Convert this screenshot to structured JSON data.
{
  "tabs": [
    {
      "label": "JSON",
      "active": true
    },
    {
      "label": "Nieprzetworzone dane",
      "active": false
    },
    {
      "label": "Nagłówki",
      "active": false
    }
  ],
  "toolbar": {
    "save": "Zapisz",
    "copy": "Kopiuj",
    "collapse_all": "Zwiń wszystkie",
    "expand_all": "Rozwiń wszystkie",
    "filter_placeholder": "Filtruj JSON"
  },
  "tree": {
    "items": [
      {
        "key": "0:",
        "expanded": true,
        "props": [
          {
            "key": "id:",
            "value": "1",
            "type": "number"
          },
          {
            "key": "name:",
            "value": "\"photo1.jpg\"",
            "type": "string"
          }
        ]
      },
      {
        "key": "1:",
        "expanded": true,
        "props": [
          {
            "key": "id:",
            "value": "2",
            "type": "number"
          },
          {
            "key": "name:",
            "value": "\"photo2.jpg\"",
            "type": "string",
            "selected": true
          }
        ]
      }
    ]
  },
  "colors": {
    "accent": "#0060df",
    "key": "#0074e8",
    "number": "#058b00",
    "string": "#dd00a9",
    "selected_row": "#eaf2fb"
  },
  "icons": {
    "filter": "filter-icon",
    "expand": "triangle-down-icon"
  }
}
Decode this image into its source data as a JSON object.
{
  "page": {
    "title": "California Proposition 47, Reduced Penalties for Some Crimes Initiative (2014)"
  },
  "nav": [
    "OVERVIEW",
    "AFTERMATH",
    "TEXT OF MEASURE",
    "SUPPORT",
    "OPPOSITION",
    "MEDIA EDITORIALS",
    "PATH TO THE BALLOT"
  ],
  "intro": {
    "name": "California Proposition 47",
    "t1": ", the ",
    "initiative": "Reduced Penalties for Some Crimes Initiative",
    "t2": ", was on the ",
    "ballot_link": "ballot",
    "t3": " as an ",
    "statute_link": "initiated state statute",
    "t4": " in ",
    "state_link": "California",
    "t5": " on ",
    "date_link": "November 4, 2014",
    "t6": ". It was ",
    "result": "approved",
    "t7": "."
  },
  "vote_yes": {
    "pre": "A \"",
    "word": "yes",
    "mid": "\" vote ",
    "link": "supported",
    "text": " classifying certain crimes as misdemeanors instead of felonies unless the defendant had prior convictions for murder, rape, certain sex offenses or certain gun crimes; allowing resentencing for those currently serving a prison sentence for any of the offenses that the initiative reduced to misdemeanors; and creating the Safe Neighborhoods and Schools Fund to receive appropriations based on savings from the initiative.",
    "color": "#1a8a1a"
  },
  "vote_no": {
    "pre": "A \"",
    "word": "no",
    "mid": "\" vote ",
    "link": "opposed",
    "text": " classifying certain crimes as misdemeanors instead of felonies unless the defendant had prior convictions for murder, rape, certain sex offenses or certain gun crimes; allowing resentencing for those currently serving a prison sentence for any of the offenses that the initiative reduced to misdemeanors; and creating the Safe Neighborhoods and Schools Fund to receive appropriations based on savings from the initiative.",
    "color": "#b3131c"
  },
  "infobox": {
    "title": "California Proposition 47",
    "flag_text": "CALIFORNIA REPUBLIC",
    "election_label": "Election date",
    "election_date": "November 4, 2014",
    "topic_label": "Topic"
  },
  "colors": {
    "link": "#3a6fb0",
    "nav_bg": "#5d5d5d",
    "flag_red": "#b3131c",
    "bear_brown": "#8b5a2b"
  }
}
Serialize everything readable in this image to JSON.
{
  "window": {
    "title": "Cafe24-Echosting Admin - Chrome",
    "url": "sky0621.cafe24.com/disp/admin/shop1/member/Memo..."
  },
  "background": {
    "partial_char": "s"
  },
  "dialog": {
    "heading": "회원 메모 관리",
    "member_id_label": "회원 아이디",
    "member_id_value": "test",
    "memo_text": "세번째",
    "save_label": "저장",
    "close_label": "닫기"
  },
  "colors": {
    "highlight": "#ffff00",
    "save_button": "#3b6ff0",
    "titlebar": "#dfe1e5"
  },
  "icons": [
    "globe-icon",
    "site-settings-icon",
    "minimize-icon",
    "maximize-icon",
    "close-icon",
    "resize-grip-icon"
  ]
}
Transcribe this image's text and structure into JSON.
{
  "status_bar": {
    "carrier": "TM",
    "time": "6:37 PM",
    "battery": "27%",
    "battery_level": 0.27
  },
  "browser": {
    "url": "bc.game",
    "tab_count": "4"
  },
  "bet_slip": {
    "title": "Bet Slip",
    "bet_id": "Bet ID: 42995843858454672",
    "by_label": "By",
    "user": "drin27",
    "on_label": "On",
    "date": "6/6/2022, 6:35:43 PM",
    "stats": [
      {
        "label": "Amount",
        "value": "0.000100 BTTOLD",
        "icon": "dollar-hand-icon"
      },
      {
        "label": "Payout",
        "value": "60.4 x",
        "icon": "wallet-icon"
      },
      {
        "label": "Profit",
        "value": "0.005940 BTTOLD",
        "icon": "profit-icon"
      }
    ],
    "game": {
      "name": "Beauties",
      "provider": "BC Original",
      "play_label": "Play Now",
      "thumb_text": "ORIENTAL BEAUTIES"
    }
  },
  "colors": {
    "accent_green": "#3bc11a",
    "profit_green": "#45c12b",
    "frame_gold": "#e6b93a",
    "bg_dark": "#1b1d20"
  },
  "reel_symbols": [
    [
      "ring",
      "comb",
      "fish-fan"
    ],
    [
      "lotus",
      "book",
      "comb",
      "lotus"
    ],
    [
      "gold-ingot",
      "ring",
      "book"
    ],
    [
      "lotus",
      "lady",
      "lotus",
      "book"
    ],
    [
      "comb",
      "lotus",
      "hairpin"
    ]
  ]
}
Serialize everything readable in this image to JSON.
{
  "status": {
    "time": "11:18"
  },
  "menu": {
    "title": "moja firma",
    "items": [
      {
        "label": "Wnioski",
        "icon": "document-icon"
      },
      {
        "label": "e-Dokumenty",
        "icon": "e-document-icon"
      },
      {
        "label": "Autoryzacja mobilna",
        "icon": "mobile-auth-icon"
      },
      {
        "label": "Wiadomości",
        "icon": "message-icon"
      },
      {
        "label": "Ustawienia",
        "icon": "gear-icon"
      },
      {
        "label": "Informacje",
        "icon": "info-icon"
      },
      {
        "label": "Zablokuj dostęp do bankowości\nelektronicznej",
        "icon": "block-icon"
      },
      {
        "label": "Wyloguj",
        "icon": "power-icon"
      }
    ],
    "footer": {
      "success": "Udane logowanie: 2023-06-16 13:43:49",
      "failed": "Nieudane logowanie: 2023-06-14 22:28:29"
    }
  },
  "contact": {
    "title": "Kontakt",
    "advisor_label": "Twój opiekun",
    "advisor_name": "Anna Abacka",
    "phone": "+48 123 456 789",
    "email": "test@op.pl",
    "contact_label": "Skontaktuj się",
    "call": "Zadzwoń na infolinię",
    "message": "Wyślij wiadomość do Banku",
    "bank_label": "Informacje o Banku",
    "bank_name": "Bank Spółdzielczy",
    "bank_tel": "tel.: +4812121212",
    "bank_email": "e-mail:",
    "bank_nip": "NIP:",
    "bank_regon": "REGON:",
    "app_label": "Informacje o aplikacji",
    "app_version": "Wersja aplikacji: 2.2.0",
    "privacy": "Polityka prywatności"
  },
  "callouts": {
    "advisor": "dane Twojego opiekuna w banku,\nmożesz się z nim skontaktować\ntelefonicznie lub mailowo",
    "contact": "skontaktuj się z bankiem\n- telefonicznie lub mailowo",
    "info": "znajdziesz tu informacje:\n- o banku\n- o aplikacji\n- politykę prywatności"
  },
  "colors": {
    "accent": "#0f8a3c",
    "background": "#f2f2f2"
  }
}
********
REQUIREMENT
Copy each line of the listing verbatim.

SOLUTION TO THE EXERCISE
Convert this screenshot to structured JSON data.
{
  "tabs": [
    {
      "label": "JSON",
      "active": true
    },
    {
      "label": "Nieprzetworzone dane",
      "active": false
    },
    {
      "label": "Nagłówki",
      "active": false
    }
  ],
  "toolbar": {
    "save": "Zapisz",
    "copy": "Kopiuj",
    "collapse_all": "Zwiń wszystkie",
    "expand_all": "Rozwiń wszystkie",
    "filter_placeholder": "Filtruj JSON"
  },
  "tree": {
    "items": [
      {
        "key": "0:",
        "expanded": true,
        "props": [
          {
            "key": "id:",
            "value": "1",
            "type": "number"
          },
          {
            "key": "name:",
            "value": "\"photo1.jpg\"",
            "type": "string"
          }
        ]
      },
      {
        "key": "1:",
        "expanded": true,
        "props": [
          {
            "key": "id:",
            "value": "2",
            "type": "number"
          },
          {
            "key": "name:",
            "value": "\"photo2.jpg\"",
            "type": "string",
            "selected": true
          }
        ]
      }
    ]
  },
  "colors": {
    "accent": "#0060df",
    "key": "#0074e8",
    "number": "#058b00",
    "string": "#dd00a9",
    "selected_row": "#eaf2fb"
  },
  "icons": {
    "filter": "filter-icon",
    "expand": "triangle-down-icon"
  }
}
Decode this image into its source data as a JSON object.
{
  "page": {
    "title": "California Proposition 47, Reduced Penalties for Some Crimes Initiative (2014)"
  },
  "nav": [
    "OVERVIEW",
    "AFTERMATH",
    "TEXT OF MEASURE",
    "SUPPORT",
    "OPPOSITION",
    "MEDIA EDITORIALS",
    "PATH TO THE BALLOT"
  ],
  "intro": {
    "name": "California Proposition 47",
    "t1": ", the ",
    "initiative": "Reduced Penalties for Some Crimes Initiative",
    "t2": ", was on the ",
    "ballot_link": "ballot",
    "t3": " as an ",
    "statute_link": "initiated state statute",
    "t4": " in ",
    "state_link": "California",
    "t5": " on ",
    "date_link": "November 4, 2014",
    "t6": ". It was ",
    "result": "approved",
    "t7": "."
  },
  "vote_yes": {
    "pre": "A \"",
    "word": "yes",
    "mid": "\" vote ",
    "link": "supported",
    "text": " classifying certain crimes as misdemeanors instead of felonies unless the defendant had prior convictions for murder, rape, certain sex offenses or certain gun crimes; allowing resentencing for those currently serving a prison sentence for any of the offenses that the initiative reduced to misdemeanors; and creating the Safe Neighborhoods and Schools Fund to receive appropriations based on savings from the initiative.",
    "color": "#1a8a1a"
  },
  "vote_no": {
    "pre": "A \"",
    "word": "no",
    "mid": "\" vote ",
    "link": "opposed",
    "text": " classifying certain crimes as misdemeanors instead of felonies unless the defendant had prior convictions for murder, rape, certain sex offenses or certain gun crimes; allowing resentencing for those currently serving a prison sentence for any of the offenses that the initiative reduced to misdemeanors; and creating the Safe Neighborhoods and Schools Fund to receive appropriations based on savings from the initiative.",
    "color": "#b3131c"
  },
  "infobox": {
    "title": "California Proposition 47",
    "flag_text": "CALIFORNIA REPUBLIC",
    "election_label": "Election date",
    "election_date": "November 4, 2014",
    "topic_label": "Topic"
  },
  "colors": {
    "link": "#3a6fb0",
    "nav_bg": "#5d5d5d",
    "flag_red": "#b3131c",
    "bear_brown": "#8b5a2b"
  }
}
Serialize everything readable in this image to JSON.
{
  "window": {
    "title": "Cafe24-Echosting Admin - Chrome",
    "url": "sky0621.cafe24.com/disp/admin/shop1/member/Memo..."
  },
  "background": {
    "partial_char": "s"
  },
  "dialog": {
    "heading": "회원 메모 관리",
    "member_id_label": "회원 아이디",
    "member_id_value": "test",
    "memo_text": "세번째",
    "save_label": "저장",
    "close_label": "닫기"
  },
  "colors": {
    "highlight": "#ffff00",
    "save_button": "#3b6ff0",
    "titlebar": "#dfe1e5"
  },
  "icons": [
    "globe-icon",
    "site-settings-icon",
    "minimize-icon",
    "maximize-icon",
    "close-icon",
    "resize-grip-icon"
  ]
}
Transcribe this image's text and structure into JSON.
{
  "status_bar": {
    "carrier": "TM",
    "time": "6:37 PM",
    "battery": "27%",
    "battery_level": 0.27
  },
  "browser": {
    "url": "bc.game",
    "tab_count": "4"
  },
  "bet_slip": {
    "title": "Bet Slip",
    "bet_id": "Bet ID: 42995843858454672",
    "by_label": "By",
    "user": "drin27",
    "on_label": "On",
    "date": "6/6/2022, 6:35:43 PM",
    "stats": [
      {
        "label": "Amount",
        "value": "0.000100 BTTOLD",
        "icon": "dollar-hand-icon"
      },
      {
        "label": "Payout",
        "value": "60.4 x",
        "icon": "wallet-icon"
      },
      {
        "label": "Profit",
        "value": "0.005940 BTTOLD",
        "icon": "profit-icon"
      }
    ],
    "game": {
      "name": "Beauties",
      "provider": "BC Original",
      "play_label": "Play Now",
      "thumb_text": "ORIENTAL BEAUTIES"
    }
  },
  "colors": {
    "accent_green": "#3bc11a",
    "profit_green": "#45c12b",
    "frame_gold": "#e6b93a",
    "bg_dark": "#1b1d20"
  },
  "reel_symbols": [
    [
      "ring",
      "comb",
      "fish-fan"
    ],
    [
      "lotus",
      "book",
      "comb",
      "lotus"
    ],
    [
      "gold-ingot",
      "ring",
      "book"
    ],
    [
      "lotus",
      "lady",
      "lotus",
      "book"
    ],
    [
      "comb",
      "lotus",
      "hairpin"
    ]
  ]
}
Serialize everything readable in this image to JSON.
{
  "status": {
    "time": "11:18"
  },
  "menu": {
    "title": "moja firma",
    "items": [
      {
        "label": "Wnioski",
        "icon": "document-icon"
      },
      {
        "label": "e-Dokumenty",
        "icon": "e-document-icon"
      },
      {
        "label": "Autoryzacja mobilna",
        "icon": "mobile-auth-icon"
      },
      {
        "label": "Wiadomości",
        "icon": "message-icon"
      },
      {
        "label": "Ustawienia",
        "icon": "gear-icon"
      },
      {
        "label": "Informacje",
        "icon": "info-icon"
      },
      {
        "label": "Zablokuj dostęp do bankowości\nelektronicznej",
        "icon": "block-icon"
      },
      {
        "label": "Wyloguj",
        "icon": "power-icon"
      }
    ],
    "footer": {
      "success": "Udane logowanie: 2023-06-16 13:43:49",
      "failed": "Nieudane logowanie: 2023-06-14 22:28:29"
    }
  },
  "contact": {
    "title": "Kontakt",
    "advisor_label": "Twój opiekun",
    "advisor_name": "Anna Abacka",
    "phone": "+48 123 456 789",
    "email": "test@op.pl",
    "contact_label": "Skontaktuj się",
    "call": "Zadzwoń na infolinię",
    "message": "Wyślij wiadomość do Banku",
    "bank_label": "Informacje o Banku",
    "bank_name": "Bank Spółdzielczy",
    "bank_tel": "tel.: +4812121212",
    "bank_email": "e-mail:",
    "bank_nip": "NIP:",
    "bank_regon": "REGON:",
    "app_label": "Informacje o aplikacji",
    "app_version": "Wersja aplikacji: 2.2.0",
    "privacy": "Polityka prywatności"
  },
  "callouts": {
    "advisor": "dane Twojego opiekuna w banku,\nmożesz się z nim skontaktować\ntelefonicznie lub mailowo",
    "contact": "skontaktuj się z bankiem\n- telefonicznie lub mailowo",
    "info": "znajdziesz tu informacje:\n- o banku\n- o aplikacji\n- politykę prywatności"
  },
  "colors": {
    "accent": "#0f8a3c",
    "background": "#f2f2f2"
  }
}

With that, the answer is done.